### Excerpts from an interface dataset
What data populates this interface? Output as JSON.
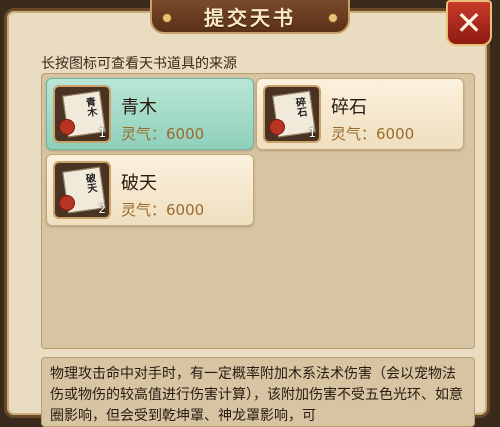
{
  "dialog": {
    "title": "提交天书",
    "close_label": "✕",
    "hint": "长按图标可查看天书道具的来源"
  },
  "items": [
    {
      "name": "青木",
      "value": "灵气：6000",
      "count": "1",
      "glyph": "青木",
      "selected": true
    },
    {
      "name": "碎石",
      "value": "灵气：6000",
      "count": "1",
      "glyph": "碎石",
      "selected": false
    },
    {
      "name": "破天",
      "value": "灵气：6000",
      "count": "2",
      "glyph": "破天",
      "selected": false
    }
  ],
  "description": "物理攻击命中对手时，有一定概率附加木系法术伤害（会以宠物法伤或物伤的较高值进行伤害计算），该附加伤害不受五色光环、如意圈影响，但会受到乾坤罩、神龙罩影响，可",
  "colors": {
    "selected_card": "#8fd0bb",
    "value_text": "#9a6a2a",
    "close_button": "#c83a2a"
  }
}
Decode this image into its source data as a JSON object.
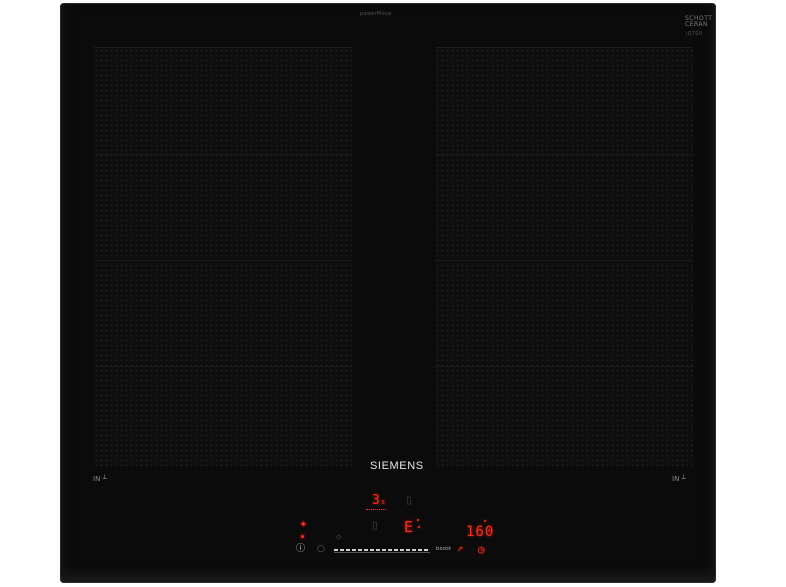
{
  "product": {
    "brand": "SIEMENS",
    "glass_brand_line1": "SCHOTT",
    "glass_brand_line2": "CERAN",
    "top_small_print": "powerMove",
    "right_small_print": "iQ700"
  },
  "zones": {
    "left_label": "IN",
    "right_label": "IN"
  },
  "display": {
    "left_zone_level": "3",
    "left_zone_level_suffix": "s",
    "right_zone_level": "E",
    "timer_value": "160",
    "boost_label": "boost"
  },
  "colors": {
    "glass": "#0b0b0b",
    "display_red": "#ff2a1a",
    "text_white": "#e6e6e6"
  },
  "icons": [
    "wifi-icon",
    "power-icon",
    "lock-icon",
    "boost-icon",
    "timer-icon",
    "frying-sensor-icon"
  ]
}
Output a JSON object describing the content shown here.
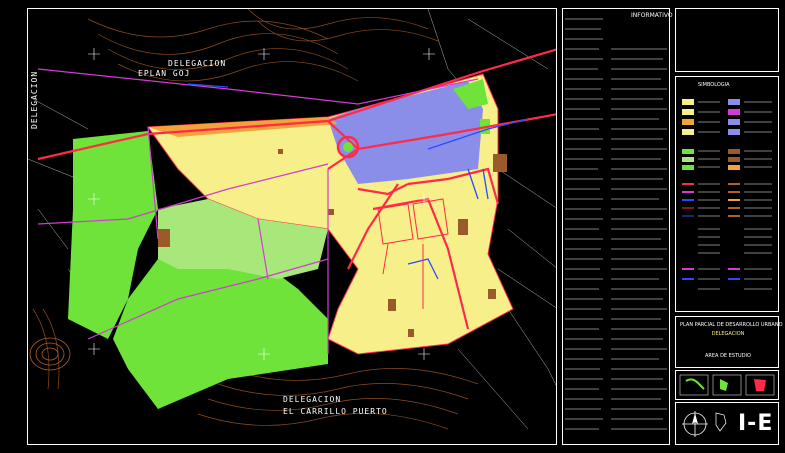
{
  "map": {
    "label_top_line1": "DELEGACION",
    "label_top_line2": "EPLAN GOJ",
    "label_bottom_line1": "DELEGACION",
    "label_bottom_line2": "EL CARRILLO PUERTO",
    "left_label": "DELEGACION"
  },
  "legend": {
    "header": "SIMBOLOGIA",
    "subheader": "INFORMATIVO",
    "plan_title": "PLAN PARCIAL DE DESARROLLO URBANO",
    "plan_subtitle": "DELEGACION",
    "plan_note": "AREA DE ESTUDIO",
    "sheet_code": "I-E"
  },
  "colors": {
    "urban_yellow": "#f7f08a",
    "green_bright": "#6fe33a",
    "green_light": "#a8e87a",
    "purple_zone": "#8a8ee8",
    "orange_zone": "#f2a33a",
    "road_red": "#ff2a4a",
    "road_magenta": "#d23cd2",
    "road_blue": "#2a4aff",
    "contour_brown": "#b0602a",
    "brown_lot": "#9a5a2a"
  }
}
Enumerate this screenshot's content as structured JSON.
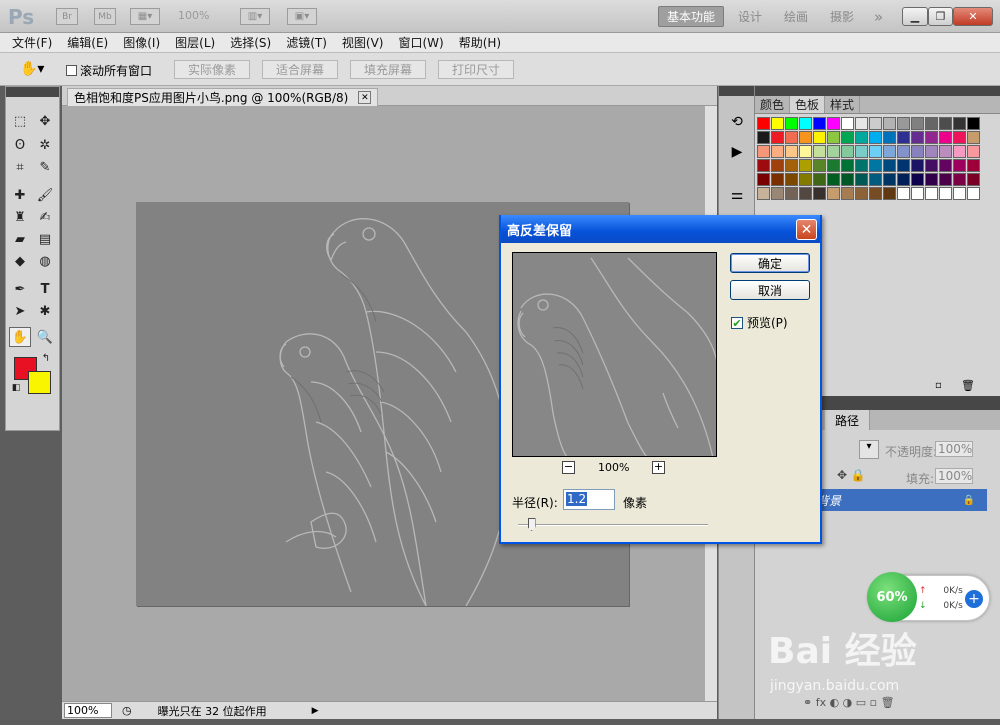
{
  "app": {
    "logo": "Ps",
    "zoom_display": "100%",
    "workspaces": [
      "基本功能",
      "设计",
      "绘画",
      "摄影"
    ],
    "more": "»",
    "bridge_label": "Br",
    "mini_label": "Mb"
  },
  "menu": [
    "文件(F)",
    "编辑(E)",
    "图像(I)",
    "图层(L)",
    "选择(S)",
    "滤镜(T)",
    "视图(V)",
    "窗口(W)",
    "帮助(H)"
  ],
  "options": {
    "scroll_all": "滚动所有窗口",
    "buttons": [
      "实际像素",
      "适合屏幕",
      "填充屏幕",
      "打印尺寸"
    ]
  },
  "document": {
    "tab_title": "色相饱和度PS应用图片小鸟.png @ 100%(RGB/8)",
    "zoom": "100%",
    "status": "曝光只在 32 位起作用"
  },
  "panels": {
    "swatch_tabs": [
      "颜色",
      "色板",
      "样式"
    ],
    "layer_tabs": [
      "路径"
    ],
    "opacity_label": "不透明度:",
    "opacity_value": "100%",
    "fill_label": "填充:",
    "fill_value": "100%",
    "layer_name": "背景",
    "swatch_colors": [
      "#ff0000",
      "#ffff00",
      "#00ff00",
      "#00ffff",
      "#0000ff",
      "#ff00ff",
      "#ffffff",
      "#e6e6e6",
      "#cccccc",
      "#b3b3b3",
      "#999999",
      "#808080",
      "#666666",
      "#4d4d4d",
      "#333333",
      "#000000",
      "#1a1a1a",
      "#ed1c24",
      "#f26c4f",
      "#f7941d",
      "#fff200",
      "#8dc63f",
      "#00a651",
      "#00a99d",
      "#00aeef",
      "#0072bc",
      "#2e3192",
      "#662d91",
      "#92278f",
      "#ec008c",
      "#ed145b",
      "#c69c6d",
      "#f69679",
      "#f9ad81",
      "#fdc689",
      "#fff799",
      "#c4df9b",
      "#a3d39c",
      "#82ca9c",
      "#7accc8",
      "#6dcff6",
      "#7da7d8",
      "#8393ca",
      "#8781bd",
      "#a186be",
      "#bd8cbf",
      "#f49ac2",
      "#f6989d",
      "#9e0b0f",
      "#a0410d",
      "#a36209",
      "#aba000",
      "#598527",
      "#1a7b30",
      "#007236",
      "#00746b",
      "#0076a3",
      "#004a80",
      "#003471",
      "#1b1464",
      "#440e62",
      "#630460",
      "#9e005d",
      "#9e0039",
      "#790000",
      "#7b2e00",
      "#7d4900",
      "#827b00",
      "#406618",
      "#005e20",
      "#005826",
      "#005952",
      "#005b7f",
      "#003663",
      "#002157",
      "#0d004c",
      "#32004b",
      "#4b0049",
      "#7b0046",
      "#7a0026",
      "#c7b299",
      "#998675",
      "#736357",
      "#534741",
      "#37302d",
      "#c69c6d",
      "#a67c52",
      "#8c6239",
      "#754c24",
      "#603913",
      "#ffffff",
      "#ffffff",
      "#ffffff",
      "#ffffff",
      "#ffffff",
      "#ffffff"
    ]
  },
  "dialog": {
    "title": "高反差保留",
    "ok": "确定",
    "cancel": "取消",
    "preview_label": "预览(P)",
    "zoom_out": "−",
    "zoom_in": "+",
    "zoom": "100%",
    "radius_label": "半径(R):",
    "radius_value": "1.2",
    "radius_unit": "像素",
    "slider_level_fraction": 0.05
  },
  "netwidget": {
    "percent": "60%",
    "up": "0K/s",
    "down": "0K/s"
  },
  "watermark": {
    "main": "Bai 经验",
    "sub": "jingyan.baidu.com"
  }
}
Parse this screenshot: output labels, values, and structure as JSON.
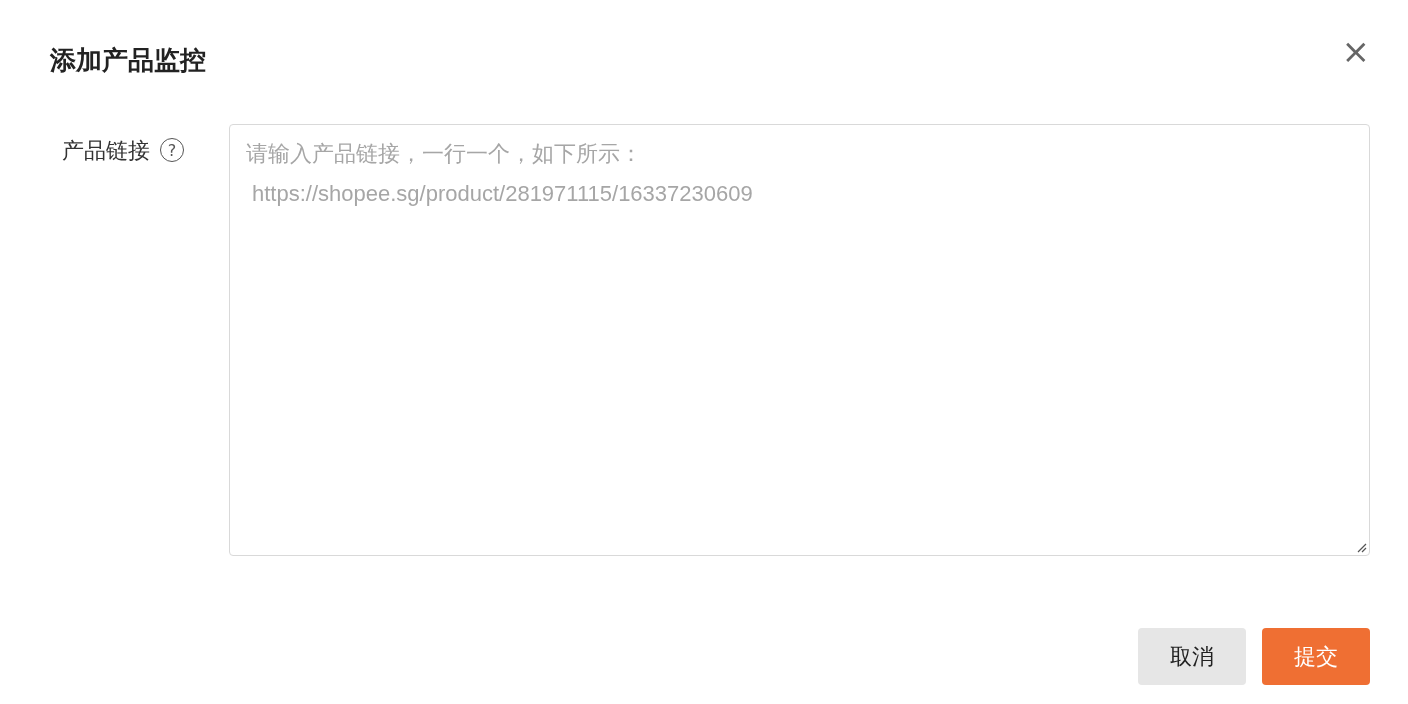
{
  "dialog": {
    "title": "添加产品监控",
    "close": "×"
  },
  "field": {
    "label": "产品链接",
    "help": "?",
    "placeholder": "请输入产品链接，一行一个，如下所示：\n https://shopee.sg/product/281971115/16337230609"
  },
  "buttons": [
    {
      "label": "取消",
      "kind": "secondary"
    },
    {
      "label": "提交",
      "kind": "primary"
    }
  ]
}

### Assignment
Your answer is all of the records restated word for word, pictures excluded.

### Solution to this task
What data populates this interface? Output as JSON.
{
  "dialog": {
    "title": "提交天书",
    "close_label": "✕",
    "hint": "长按图标可查看天书道具的来源"
  },
  "items": [
    {
      "name": "青木",
      "value": "灵气：6000",
      "count": "1",
      "glyph": "青木",
      "selected": true
    },
    {
      "name": "碎石",
      "value": "灵气：6000",
      "count": "1",
      "glyph": "碎石",
      "selected": false
    },
    {
      "name": "破天",
      "value": "灵气：6000",
      "count": "2",
      "glyph": "破天",
      "selected": false
    }
  ],
  "description": "物理攻击命中对手时，有一定概率附加木系法术伤害（会以宠物法伤或物伤的较高值进行伤害计算），该附加伤害不受五色光环、如意圈影响，但会受到乾坤罩、神龙罩影响，可",
  "colors": {
    "selected_card": "#8fd0bb",
    "value_text": "#9a6a2a",
    "close_button": "#c83a2a"
  }
}
Decode this image into its source data as a JSON object.
{
  "product": {
    "brand": "SIEMENS",
    "glass_brand_line1": "SCHOTT",
    "glass_brand_line2": "CERAN",
    "top_small_print": "powerMove",
    "right_small_print": "iQ700"
  },
  "zones": {
    "left_label": "IN",
    "right_label": "IN"
  },
  "display": {
    "left_zone_level": "3",
    "left_zone_level_suffix": "s",
    "right_zone_level": "E",
    "timer_value": "160",
    "boost_label": "boost"
  },
  "colors": {
    "glass": "#0b0b0b",
    "display_red": "#ff2a1a",
    "text_white": "#e6e6e6"
  },
  "icons": [
    "wifi-icon",
    "power-icon",
    "lock-icon",
    "boost-icon",
    "timer-icon",
    "frying-sensor-icon"
  ]
}
Output a JSON object describing the content shown here.
{
  "map": {
    "label_top_line1": "DELEGACION",
    "label_top_line2": "EPLAN GOJ",
    "label_bottom_line1": "DELEGACION",
    "label_bottom_line2": "EL CARRILLO PUERTO",
    "left_label": "DELEGACION"
  },
  "legend": {
    "header": "SIMBOLOGIA",
    "subheader": "INFORMATIVO",
    "plan_title": "PLAN PARCIAL DE DESARROLLO URBANO",
    "plan_subtitle": "DELEGACION",
    "plan_note": "AREA DE ESTUDIO",
    "sheet_code": "I-E"
  },
  "colors": {
    "urban_yellow": "#f7f08a",
    "green_bright": "#6fe33a",
    "green_light": "#a8e87a",
    "purple_zone": "#8a8ee8",
    "orange_zone": "#f2a33a",
    "road_red": "#ff2a4a",
    "road_magenta": "#d23cd2",
    "road_blue": "#2a4aff",
    "contour_brown": "#b0602a",
    "brown_lot": "#9a5a2a"
  }
}
Enumerate this screenshot's content as structured JSON.
{
  "app": {
    "logo": "Ps",
    "zoom_display": "100%",
    "workspaces": [
      "基本功能",
      "设计",
      "绘画",
      "摄影"
    ],
    "more": "»",
    "bridge_label": "Br",
    "mini_label": "Mb"
  },
  "menu": [
    "文件(F)",
    "编辑(E)",
    "图像(I)",
    "图层(L)",
    "选择(S)",
    "滤镜(T)",
    "视图(V)",
    "窗口(W)",
    "帮助(H)"
  ],
  "options": {
    "scroll_all": "滚动所有窗口",
    "buttons": [
      "实际像素",
      "适合屏幕",
      "填充屏幕",
      "打印尺寸"
    ]
  },
  "document": {
    "tab_title": "色相饱和度PS应用图片小鸟.png @ 100%(RGB/8)",
    "zoom": "100%",
    "status": "曝光只在 32 位起作用"
  },
  "panels": {
    "swatch_tabs": [
      "颜色",
      "色板",
      "样式"
    ],
    "layer_tabs": [
      "路径"
    ],
    "opacity_label": "不透明度:",
    "opacity_value": "100%",
    "fill_label": "填充:",
    "fill_value": "100%",
    "layer_name": "背景",
    "swatch_colors": [
      "#ff0000",
      "#ffff00",
      "#00ff00",
      "#00ffff",
      "#0000ff",
      "#ff00ff",
      "#ffffff",
      "#e6e6e6",
      "#cccccc",
      "#b3b3b3",
      "#999999",
      "#808080",
      "#666666",
      "#4d4d4d",
      "#333333",
      "#000000",
      "#1a1a1a",
      "#ed1c24",
      "#f26c4f",
      "#f7941d",
      "#fff200",
      "#8dc63f",
      "#00a651",
      "#00a99d",
      "#00aeef",
      "#0072bc",
      "#2e3192",
      "#662d91",
      "#92278f",
      "#ec008c",
      "#ed145b",
      "#c69c6d",
      "#f69679",
      "#f9ad81",
      "#fdc689",
      "#fff799",
      "#c4df9b",
      "#a3d39c",
      "#82ca9c",
      "#7accc8",
      "#6dcff6",
      "#7da7d8",
      "#8393ca",
      "#8781bd",
      "#a186be",
      "#bd8cbf",
      "#f49ac2",
      "#f6989d",
      "#9e0b0f",
      "#a0410d",
      "#a36209",
      "#aba000",
      "#598527",
      "#1a7b30",
      "#007236",
      "#00746b",
      "#0076a3",
      "#004a80",
      "#003471",
      "#1b1464",
      "#440e62",
      "#630460",
      "#9e005d",
      "#9e0039",
      "#790000",
      "#7b2e00",
      "#7d4900",
      "#827b00",
      "#406618",
      "#005e20",
      "#005826",
      "#005952",
      "#005b7f",
      "#003663",
      "#002157",
      "#0d004c",
      "#32004b",
      "#4b0049",
      "#7b0046",
      "#7a0026",
      "#c7b299",
      "#998675",
      "#736357",
      "#534741",
      "#37302d",
      "#c69c6d",
      "#a67c52",
      "#8c6239",
      "#754c24",
      "#603913",
      "#ffffff",
      "#ffffff",
      "#ffffff",
      "#ffffff",
      "#ffffff",
      "#ffffff"
    ]
  },
  "dialog": {
    "title": "高反差保留",
    "ok": "确定",
    "cancel": "取消",
    "preview_label": "预览(P)",
    "zoom_out": "−",
    "zoom_in": "+",
    "zoom": "100%",
    "radius_label": "半径(R):",
    "radius_value": "1.2",
    "radius_unit": "像素",
    "slider_level_fraction": 0.05
  },
  "netwidget": {
    "percent": "60%",
    "up": "0K/s",
    "down": "0K/s"
  },
  "watermark": {
    "main": "Bai 经验",
    "sub": "jingyan.baidu.com"
  }
}
Parse this screenshot: output labels, values, and structure as JSON.
{
  "dialog": {
    "title": "添加产品监控",
    "close": "×"
  },
  "field": {
    "label": "产品链接",
    "help": "?",
    "placeholder": "请输入产品链接，一行一个，如下所示：\n https://shopee.sg/product/281971115/16337230609"
  },
  "buttons": [
    {
      "label": "取消",
      "kind": "secondary"
    },
    {
      "label": "提交",
      "kind": "primary"
    }
  ]
}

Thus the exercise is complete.